═════ Data ═════

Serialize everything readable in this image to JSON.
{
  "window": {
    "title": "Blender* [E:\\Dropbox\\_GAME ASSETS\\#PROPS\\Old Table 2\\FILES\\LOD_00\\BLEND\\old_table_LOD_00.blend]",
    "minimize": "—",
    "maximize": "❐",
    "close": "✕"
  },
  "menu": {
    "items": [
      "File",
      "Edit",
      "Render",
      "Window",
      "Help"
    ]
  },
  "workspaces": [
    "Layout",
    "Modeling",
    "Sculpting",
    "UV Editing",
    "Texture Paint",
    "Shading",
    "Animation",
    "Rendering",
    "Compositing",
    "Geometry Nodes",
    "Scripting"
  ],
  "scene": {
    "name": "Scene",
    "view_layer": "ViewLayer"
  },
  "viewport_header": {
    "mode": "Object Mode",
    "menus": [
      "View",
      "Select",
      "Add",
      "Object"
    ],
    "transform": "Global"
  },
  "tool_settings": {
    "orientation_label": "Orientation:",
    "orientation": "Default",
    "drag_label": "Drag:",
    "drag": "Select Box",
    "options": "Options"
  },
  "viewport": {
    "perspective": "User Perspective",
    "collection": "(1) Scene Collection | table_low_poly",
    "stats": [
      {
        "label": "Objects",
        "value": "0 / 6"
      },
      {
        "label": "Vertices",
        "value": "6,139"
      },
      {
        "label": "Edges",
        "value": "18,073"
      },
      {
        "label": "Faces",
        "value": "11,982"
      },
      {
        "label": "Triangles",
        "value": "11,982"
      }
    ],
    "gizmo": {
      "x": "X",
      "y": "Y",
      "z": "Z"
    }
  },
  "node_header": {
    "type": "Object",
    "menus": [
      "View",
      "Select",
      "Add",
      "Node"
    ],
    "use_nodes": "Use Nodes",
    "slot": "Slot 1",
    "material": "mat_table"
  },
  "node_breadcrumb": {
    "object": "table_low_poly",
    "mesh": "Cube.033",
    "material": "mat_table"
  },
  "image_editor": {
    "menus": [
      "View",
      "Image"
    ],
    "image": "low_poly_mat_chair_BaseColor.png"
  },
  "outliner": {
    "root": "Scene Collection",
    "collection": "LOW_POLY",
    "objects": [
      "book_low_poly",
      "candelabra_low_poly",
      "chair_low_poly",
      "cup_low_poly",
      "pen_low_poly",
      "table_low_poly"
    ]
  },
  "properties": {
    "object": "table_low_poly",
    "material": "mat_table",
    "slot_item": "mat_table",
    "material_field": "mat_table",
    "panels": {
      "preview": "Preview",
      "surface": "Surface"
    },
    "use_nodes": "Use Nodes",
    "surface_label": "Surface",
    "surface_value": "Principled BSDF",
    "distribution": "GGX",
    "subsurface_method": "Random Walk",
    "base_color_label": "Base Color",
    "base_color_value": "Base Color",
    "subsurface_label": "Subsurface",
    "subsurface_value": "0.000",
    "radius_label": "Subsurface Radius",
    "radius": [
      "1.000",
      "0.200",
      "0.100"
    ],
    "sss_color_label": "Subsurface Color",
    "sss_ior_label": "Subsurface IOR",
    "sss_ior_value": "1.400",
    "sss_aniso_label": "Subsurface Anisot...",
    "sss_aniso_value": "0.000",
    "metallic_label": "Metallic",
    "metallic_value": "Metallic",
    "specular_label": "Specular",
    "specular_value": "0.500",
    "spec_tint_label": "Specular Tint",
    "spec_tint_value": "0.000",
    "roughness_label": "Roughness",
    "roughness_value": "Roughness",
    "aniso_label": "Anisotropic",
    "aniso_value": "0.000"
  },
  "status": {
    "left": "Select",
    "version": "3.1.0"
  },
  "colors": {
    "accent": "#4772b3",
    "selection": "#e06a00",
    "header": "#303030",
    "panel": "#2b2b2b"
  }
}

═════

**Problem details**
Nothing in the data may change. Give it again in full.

**Finished task**
Serialize everything readable in this image to JSON.
{
  "window": {
    "title": "Blender* [E:\\Dropbox\\_GAME ASSETS\\#PROPS\\Old Table 2\\FILES\\LOD_00\\BLEND\\old_table_LOD_00.blend]",
    "minimize": "—",
    "maximize": "❐",
    "close": "✕"
  },
  "menu": {
    "items": [
      "File",
      "Edit",
      "Render",
      "Window",
      "Help"
    ]
  },
  "workspaces": [
    "Layout",
    "Modeling",
    "Sculpting",
    "UV Editing",
    "Texture Paint",
    "Shading",
    "Animation",
    "Rendering",
    "Compositing",
    "Geometry Nodes",
    "Scripting"
  ],
  "scene": {
    "name": "Scene",
    "view_layer": "ViewLayer"
  },
  "viewport_header": {
    "mode": "Object Mode",
    "menus": [
      "View",
      "Select",
      "Add",
      "Object"
    ],
    "transform": "Global"
  },
  "tool_settings": {
    "orientation_label": "Orientation:",
    "orientation": "Default",
    "drag_label": "Drag:",
    "drag": "Select Box",
    "options": "Options"
  },
  "viewport": {
    "perspective": "User Perspective",
    "collection": "(1) Scene Collection | table_low_poly",
    "stats": [
      {
        "label": "Objects",
        "value": "0 / 6"
      },
      {
        "label": "Vertices",
        "value": "6,139"
      },
      {
        "label": "Edges",
        "value": "18,073"
      },
      {
        "label": "Faces",
        "value": "11,982"
      },
      {
        "label": "Triangles",
        "value": "11,982"
      }
    ],
    "gizmo": {
      "x": "X",
      "y": "Y",
      "z": "Z"
    }
  },
  "node_header": {
    "type": "Object",
    "menus": [
      "View",
      "Select",
      "Add",
      "Node"
    ],
    "use_nodes": "Use Nodes",
    "slot": "Slot 1",
    "material": "mat_table"
  },
  "node_breadcrumb": {
    "object": "table_low_poly",
    "mesh": "Cube.033",
    "material": "mat_table"
  },
  "image_editor": {
    "menus": [
      "View",
      "Image"
    ],
    "image": "low_poly_mat_chair_BaseColor.png"
  },
  "outliner": {
    "root": "Scene Collection",
    "collection": "LOW_POLY",
    "objects": [
      "book_low_poly",
      "candelabra_low_poly",
      "chair_low_poly",
      "cup_low_poly",
      "pen_low_poly",
      "table_low_poly"
    ]
  },
  "properties": {
    "object": "table_low_poly",
    "material": "mat_table",
    "slot_item": "mat_table",
    "material_field": "mat_table",
    "panels": {
      "preview": "Preview",
      "surface": "Surface"
    },
    "use_nodes": "Use Nodes",
    "surface_label": "Surface",
    "surface_value": "Principled BSDF",
    "distribution": "GGX",
    "subsurface_method": "Random Walk",
    "base_color_label": "Base Color",
    "base_color_value": "Base Color",
    "subsurface_label": "Subsurface",
    "subsurface_value": "0.000",
    "radius_label": "Subsurface Radius",
    "radius": [
      "1.000",
      "0.200",
      "0.100"
    ],
    "sss_color_label": "Subsurface Color",
    "sss_ior_label": "Subsurface IOR",
    "sss_ior_value": "1.400",
    "sss_aniso_label": "Subsurface Anisot...",
    "sss_aniso_value": "0.000",
    "metallic_label": "Metallic",
    "metallic_value": "Metallic",
    "specular_label": "Specular",
    "specular_value": "0.500",
    "spec_tint_label": "Specular Tint",
    "spec_tint_value": "0.000",
    "roughness_label": "Roughness",
    "roughness_value": "Roughness",
    "aniso_label": "Anisotropic",
    "aniso_value": "0.000"
  },
  "status": {
    "left": "Select",
    "version": "3.1.0"
  },
  "colors": {
    "accent": "#4772b3",
    "selection": "#e06a00",
    "header": "#303030",
    "panel": "#2b2b2b"
  }
}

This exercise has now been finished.